Now, Fireball is everywhere. In 2013, it became one of the ten most popular liquors in existence. This has perhaps caused a lot of whisky connoisseurs to avoid it, including me. Why? Well, when something gets to be that popular, that fast, it’s hard not to think of it as anything other than a passing craze. As real whisky aficionados, those of us who love the drink tend to think of ourselves as being above passing trends. On the other hand, just because something is hugely popular doesn’t mean it isn’t great, so I thought it was time to check out Fireball for myself.
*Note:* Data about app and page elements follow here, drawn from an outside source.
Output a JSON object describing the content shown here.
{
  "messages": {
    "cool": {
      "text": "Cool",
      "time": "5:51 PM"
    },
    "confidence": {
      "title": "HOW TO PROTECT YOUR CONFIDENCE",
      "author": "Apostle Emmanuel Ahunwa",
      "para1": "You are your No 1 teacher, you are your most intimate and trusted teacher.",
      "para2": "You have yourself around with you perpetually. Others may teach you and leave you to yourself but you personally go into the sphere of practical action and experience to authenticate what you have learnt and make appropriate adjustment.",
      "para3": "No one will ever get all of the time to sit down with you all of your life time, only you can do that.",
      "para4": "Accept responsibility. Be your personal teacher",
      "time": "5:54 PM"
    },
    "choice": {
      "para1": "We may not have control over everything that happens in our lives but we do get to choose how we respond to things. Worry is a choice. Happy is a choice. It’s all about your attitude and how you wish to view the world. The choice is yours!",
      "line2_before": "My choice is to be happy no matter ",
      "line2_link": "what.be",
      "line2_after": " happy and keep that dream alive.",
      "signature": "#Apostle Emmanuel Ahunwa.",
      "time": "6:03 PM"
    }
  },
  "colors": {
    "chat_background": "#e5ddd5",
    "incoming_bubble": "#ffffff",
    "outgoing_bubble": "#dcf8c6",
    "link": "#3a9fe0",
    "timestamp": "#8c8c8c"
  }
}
The bottle features a simple design; the Fireball label has a “charred” look around the edges, suggestive of the whisky’s hot flavors. The liquid inside is a clear, bright gold. Opening the bottle, I don’t even smell whisky at all. All I smell is cinnamon. In fact, that is literally all I smell. No other notes, no nuance, just straight-up cinnamon. It smells a bit like Big Red gum.
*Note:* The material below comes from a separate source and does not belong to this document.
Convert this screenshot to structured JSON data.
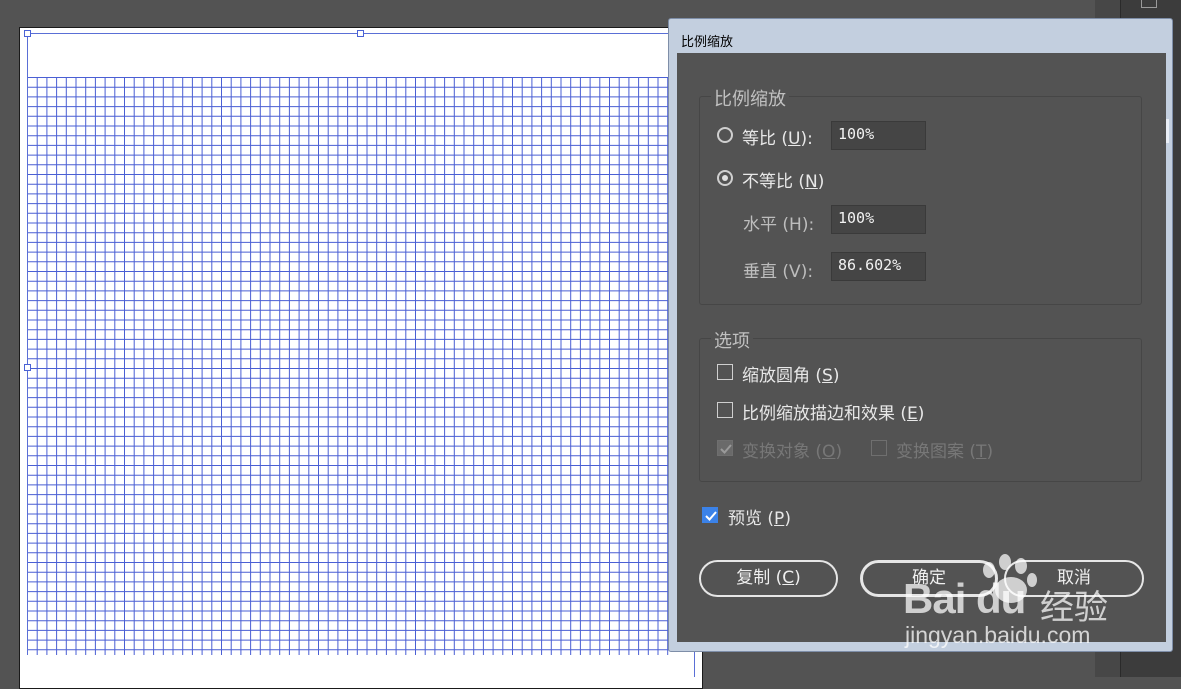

On the palate, it is syrupy and sweet at first, and then comes a big punch of cinnamon. The hot cinnamon flavor sticks to your palate for a long time on the finish. Once again, I don’t really taste whisky. The taste is no more nuanced than the smell. It’s just cinnamon.
If you really, really love cinnamon, I can see where this could be an enjoyable drink. And I can see why the young people are all crazy about it. It’s definitely the addicting kind of drink you can just chug down. Since there’s nothing subtle about it, there is nothing to slow down and really appreciate. And for that reason, I can see the justification for avoiding it if you are a real whisky aficionado.
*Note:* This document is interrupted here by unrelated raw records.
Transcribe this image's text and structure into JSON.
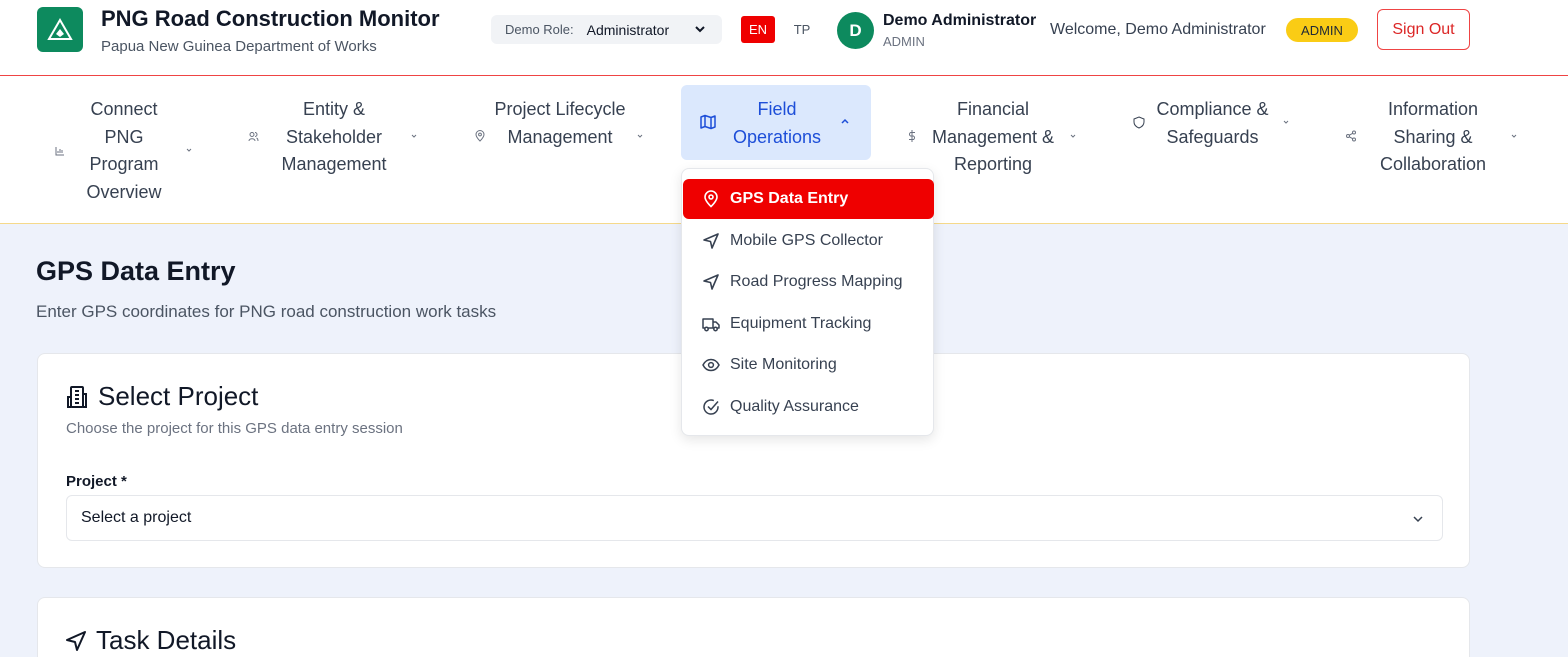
{
  "header": {
    "title": "PNG Road Construction Monitor",
    "subtitle": "Papua New Guinea Department of Works",
    "role_label": "Demo Role:",
    "role_value": "Administrator",
    "lang_en": "EN",
    "lang_tp": "TP",
    "avatar_initial": "D",
    "user_name": "Demo Administrator",
    "user_role": "ADMIN",
    "welcome": "Welcome, Demo Administrator",
    "badge": "ADMIN",
    "signout": "Sign Out",
    "brand_color": "#0d8a5e",
    "accent_color": "#ef0000"
  },
  "nav": {
    "items": [
      {
        "label": "Connect PNG Program Overview",
        "icon": "bar-chart-icon"
      },
      {
        "label": "Entity & Stakeholder Management",
        "icon": "users-icon"
      },
      {
        "label": "Project Lifecycle Management",
        "icon": "map-pin-icon"
      },
      {
        "label": "Field Operations",
        "icon": "map-icon"
      },
      {
        "label": "Financial Management & Reporting",
        "icon": "dollar-icon"
      },
      {
        "label": "Compliance & Safeguards",
        "icon": "shield-icon"
      },
      {
        "label": "Information Sharing & Collaboration",
        "icon": "share-icon"
      }
    ]
  },
  "dropdown": {
    "items": [
      {
        "label": "GPS Data Entry",
        "icon": "map-pin-icon",
        "active": true
      },
      {
        "label": "Mobile GPS Collector",
        "icon": "navigation-icon"
      },
      {
        "label": "Road Progress Mapping",
        "icon": "navigation-icon"
      },
      {
        "label": "Equipment Tracking",
        "icon": "truck-icon"
      },
      {
        "label": "Site Monitoring",
        "icon": "eye-icon"
      },
      {
        "label": "Quality Assurance",
        "icon": "check-circle-icon"
      }
    ]
  },
  "main": {
    "title": "GPS Data Entry",
    "subtitle": "Enter GPS coordinates for PNG road construction work tasks",
    "select_project": {
      "title": "Select Project",
      "description": "Choose the project for this GPS data entry session",
      "field_label": "Project *",
      "placeholder": "Select a project"
    },
    "task_details": {
      "title": "Task Details"
    }
  }
}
Price-wise, you are going to pay around $18 for a bottle. While this is hardly expensive, it is not exactly cheap either. I would say that makes it pretty overpriced for what you are getting. There are so many better beverages you can get in this price range. And yes, there are better flavored options out there too, if that is what you are into. I am glad I tried it, just to know what everyone is talking about, but I can safely say that I was right the first time; Fireball Cinnamon Whisky is not a serious whisky enthusiast’s drink.
Illusione isn’t a brand that adds several new cigars to its line every year—and that’s a good thing. The pressure to release a new cigar every year can lead to compromises in quality, and personally I think it’s best when a company puts in as much time as it needs to in order to make something really excellent. At the time of its releae at 2014 IPCPR, the Illusione Fume d'Amour was the first new cigar line from this brand in three years, which makes it a very exciting release.
The name Fume d'Amour uses French words but according to a friend it doesn't really make sense to French ears (it should have rather been called fumée d'amour). I guess it could be translated to "love smoke" or "to love to smoke". It’s a Nicaraguan puro manufactured at the TABSA Factory in Jalapa. As a matter of interest, no ligero leaves were used in its construction, only seco and viso leaves. It’s available in four sizes: Lagunas (4.5 x 42), Clementes (6.5 x 48), Viejos (5 x 50), and Capristanos (6 x 56). For this review, I smoked the Viejos.